_Task objective_
Leave no picture in, and give every entry again exactly.

Source records
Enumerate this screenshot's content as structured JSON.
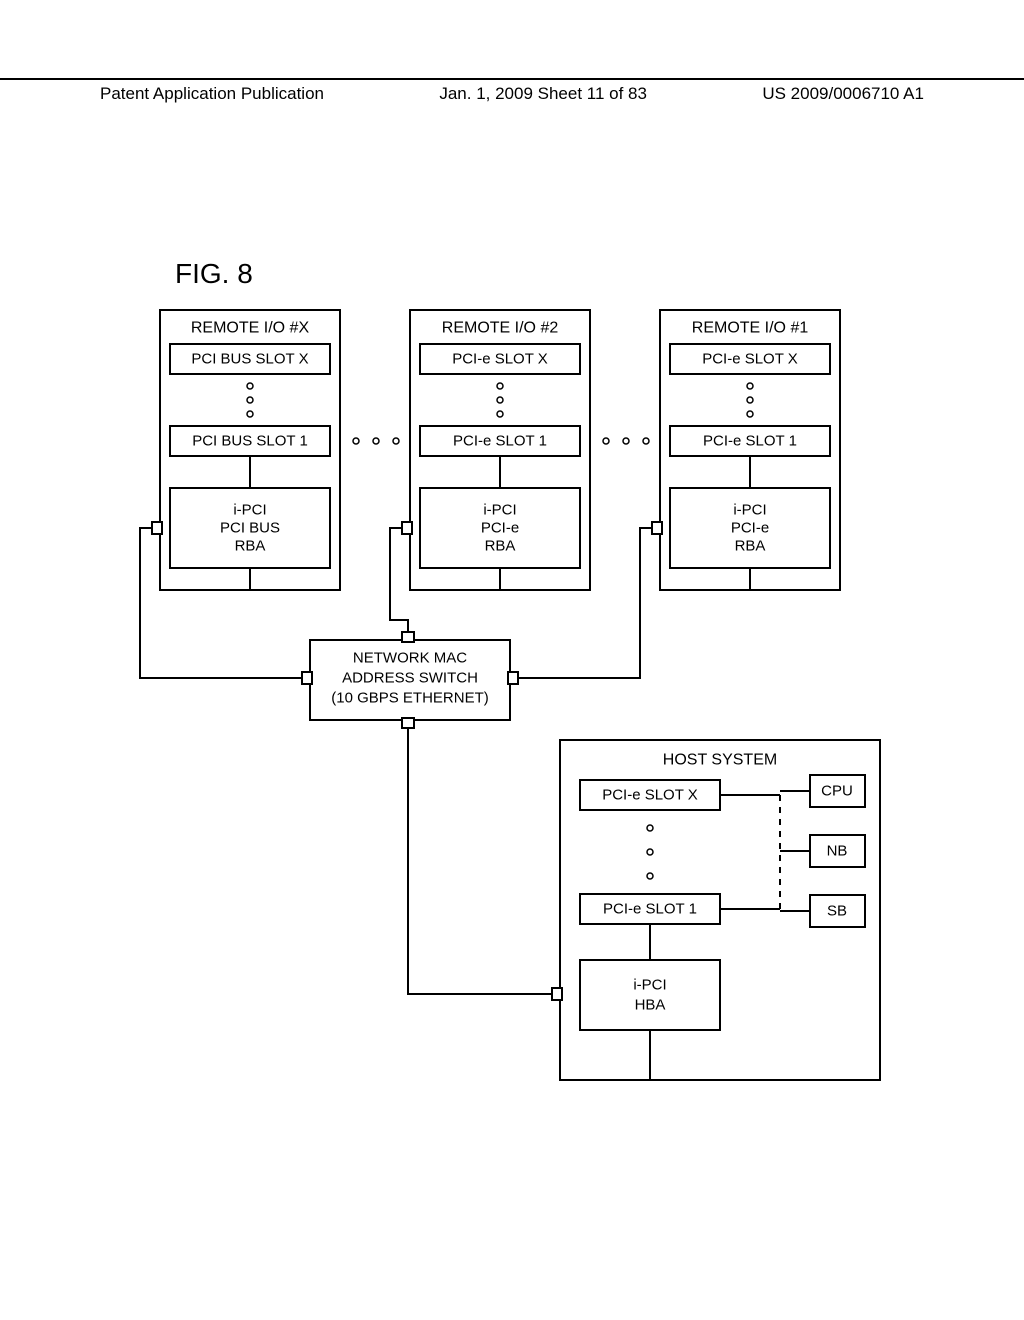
{
  "header": {
    "left": "Patent Application Publication",
    "center": "Jan. 1, 2009  Sheet 11 of 83",
    "right": "US 2009/0006710 A1"
  },
  "figure_label": "FIG. 8",
  "remote_x": {
    "title": "REMOTE I/O #X",
    "slot_x": "PCI BUS SLOT X",
    "slot_1": "PCI BUS SLOT 1",
    "rba1": "i-PCI",
    "rba2": "PCI BUS",
    "rba3": "RBA"
  },
  "remote_2": {
    "title": "REMOTE I/O #2",
    "slot_x": "PCI-e SLOT X",
    "slot_1": "PCI-e SLOT 1",
    "rba1": "i-PCI",
    "rba2": "PCI-e",
    "rba3": "RBA"
  },
  "remote_1": {
    "title": "REMOTE I/O #1",
    "slot_x": "PCI-e SLOT X",
    "slot_1": "PCI-e SLOT 1",
    "rba1": "i-PCI",
    "rba2": "PCI-e",
    "rba3": "RBA"
  },
  "switch": {
    "l1": "NETWORK MAC",
    "l2": "ADDRESS SWITCH",
    "l3": "(10 GBPS ETHERNET)"
  },
  "host": {
    "title": "HOST SYSTEM",
    "slot_x": "PCI-e SLOT X",
    "slot_1": "PCI-e SLOT 1",
    "cpu": "CPU",
    "nb": "NB",
    "sb": "SB",
    "hba1": "i-PCI",
    "hba2": "HBA"
  }
}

_Worked solution_
Enumerate this screenshot's content as structured JSON.
{
  "header": {
    "left": "Patent Application Publication",
    "center": "Jan. 1, 2009  Sheet 11 of 83",
    "right": "US 2009/0006710 A1"
  },
  "figure_label": "FIG. 8",
  "remote_x": {
    "title": "REMOTE I/O #X",
    "slot_x": "PCI BUS SLOT X",
    "slot_1": "PCI BUS SLOT 1",
    "rba1": "i-PCI",
    "rba2": "PCI BUS",
    "rba3": "RBA"
  },
  "remote_2": {
    "title": "REMOTE I/O #2",
    "slot_x": "PCI-e SLOT X",
    "slot_1": "PCI-e SLOT 1",
    "rba1": "i-PCI",
    "rba2": "PCI-e",
    "rba3": "RBA"
  },
  "remote_1": {
    "title": "REMOTE I/O #1",
    "slot_x": "PCI-e SLOT X",
    "slot_1": "PCI-e SLOT 1",
    "rba1": "i-PCI",
    "rba2": "PCI-e",
    "rba3": "RBA"
  },
  "switch": {
    "l1": "NETWORK MAC",
    "l2": "ADDRESS SWITCH",
    "l3": "(10 GBPS ETHERNET)"
  },
  "host": {
    "title": "HOST SYSTEM",
    "slot_x": "PCI-e SLOT X",
    "slot_1": "PCI-e SLOT 1",
    "cpu": "CPU",
    "nb": "NB",
    "sb": "SB",
    "hba1": "i-PCI",
    "hba2": "HBA"
  }
}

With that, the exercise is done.